*PROBLEM DETAILS*: Restate all entries exactly. Skip the images.

*EXERCISE INPUTS*:
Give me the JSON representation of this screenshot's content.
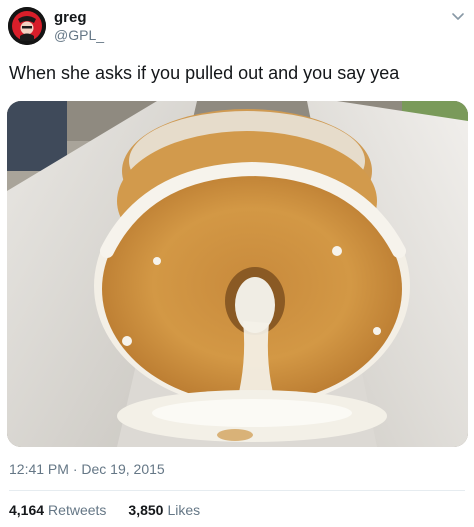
{
  "author": {
    "display_name": "greg",
    "handle": "@GPL_",
    "avatar_icon": "red-profile-avatar"
  },
  "menu": {
    "icon": "chevron-down-icon"
  },
  "tweet": {
    "text": "When she asks if you pulled out and you say yea"
  },
  "media": {
    "kind": "photo",
    "subject": "glazed-donut-in-box"
  },
  "meta": {
    "time": "12:41 PM",
    "separator": "·",
    "date": "Dec 19, 2015"
  },
  "stats": {
    "retweets_count": "4,164",
    "retweets_label": "Retweets",
    "likes_count": "3,850",
    "likes_label": "Likes"
  },
  "colors": {
    "text": "#14171a",
    "secondary": "#657786",
    "divider": "#e6ecf0",
    "avatar_red": "#d81e2a"
  }
}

*WRITTEN SOLUTION*:
Give me the JSON representation of this screenshot's content.
{
  "author": {
    "display_name": "greg",
    "handle": "@GPL_",
    "avatar_icon": "red-profile-avatar"
  },
  "menu": {
    "icon": "chevron-down-icon"
  },
  "tweet": {
    "text": "When she asks if you pulled out and you say yea"
  },
  "media": {
    "kind": "photo",
    "subject": "glazed-donut-in-box"
  },
  "meta": {
    "time": "12:41 PM",
    "separator": "·",
    "date": "Dec 19, 2015"
  },
  "stats": {
    "retweets_count": "4,164",
    "retweets_label": "Retweets",
    "likes_count": "3,850",
    "likes_label": "Likes"
  },
  "colors": {
    "text": "#14171a",
    "secondary": "#657786",
    "divider": "#e6ecf0",
    "avatar_red": "#d81e2a"
  }
}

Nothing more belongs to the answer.